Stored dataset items
-- -- --

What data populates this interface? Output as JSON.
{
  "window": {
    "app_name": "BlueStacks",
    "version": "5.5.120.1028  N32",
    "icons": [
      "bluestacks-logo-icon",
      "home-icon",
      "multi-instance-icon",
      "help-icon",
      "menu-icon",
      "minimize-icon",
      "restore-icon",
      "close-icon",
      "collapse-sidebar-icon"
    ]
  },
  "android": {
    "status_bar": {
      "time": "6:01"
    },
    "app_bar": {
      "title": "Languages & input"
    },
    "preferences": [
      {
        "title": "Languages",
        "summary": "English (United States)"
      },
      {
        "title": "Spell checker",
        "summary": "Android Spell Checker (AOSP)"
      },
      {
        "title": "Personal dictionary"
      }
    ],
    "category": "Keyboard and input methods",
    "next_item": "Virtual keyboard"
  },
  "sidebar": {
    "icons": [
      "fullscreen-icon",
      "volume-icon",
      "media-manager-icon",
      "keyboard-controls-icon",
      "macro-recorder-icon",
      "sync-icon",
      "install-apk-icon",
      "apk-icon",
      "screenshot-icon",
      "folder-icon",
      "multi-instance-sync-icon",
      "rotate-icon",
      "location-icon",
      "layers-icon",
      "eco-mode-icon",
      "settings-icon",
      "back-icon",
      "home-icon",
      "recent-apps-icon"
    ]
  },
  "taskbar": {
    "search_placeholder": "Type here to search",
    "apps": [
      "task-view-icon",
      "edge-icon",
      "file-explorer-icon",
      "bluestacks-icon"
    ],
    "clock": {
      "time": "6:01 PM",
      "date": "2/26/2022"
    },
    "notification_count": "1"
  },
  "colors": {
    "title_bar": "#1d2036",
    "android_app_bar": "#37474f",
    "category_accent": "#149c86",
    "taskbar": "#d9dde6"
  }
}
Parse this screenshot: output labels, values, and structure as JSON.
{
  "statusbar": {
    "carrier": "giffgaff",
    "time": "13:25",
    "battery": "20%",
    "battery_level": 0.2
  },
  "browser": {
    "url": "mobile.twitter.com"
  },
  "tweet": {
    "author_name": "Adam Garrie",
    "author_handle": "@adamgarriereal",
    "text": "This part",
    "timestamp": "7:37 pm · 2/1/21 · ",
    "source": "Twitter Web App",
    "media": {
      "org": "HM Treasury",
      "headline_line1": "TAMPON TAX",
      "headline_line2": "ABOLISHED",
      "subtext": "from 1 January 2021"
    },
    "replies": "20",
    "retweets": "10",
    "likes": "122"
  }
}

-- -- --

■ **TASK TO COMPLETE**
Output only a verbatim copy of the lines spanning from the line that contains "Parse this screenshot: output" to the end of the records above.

■ **ANSWER TO THIS PROBLEM**
Parse this screenshot: output labels, values, and structure as JSON.
{
  "statusbar": {
    "carrier": "giffgaff",
    "time": "13:25",
    "battery": "20%",
    "battery_level": 0.2
  },
  "browser": {
    "url": "mobile.twitter.com"
  },
  "tweet": {
    "author_name": "Adam Garrie",
    "author_handle": "@adamgarriereal",
    "text": "This part",
    "timestamp": "7:37 pm · 2/1/21 · ",
    "source": "Twitter Web App",
    "media": {
      "org": "HM Treasury",
      "headline_line1": "TAMPON TAX",
      "headline_line2": "ABOLISHED",
      "subtext": "from 1 January 2021"
    },
    "replies": "20",
    "retweets": "10",
    "likes": "122"
  }
}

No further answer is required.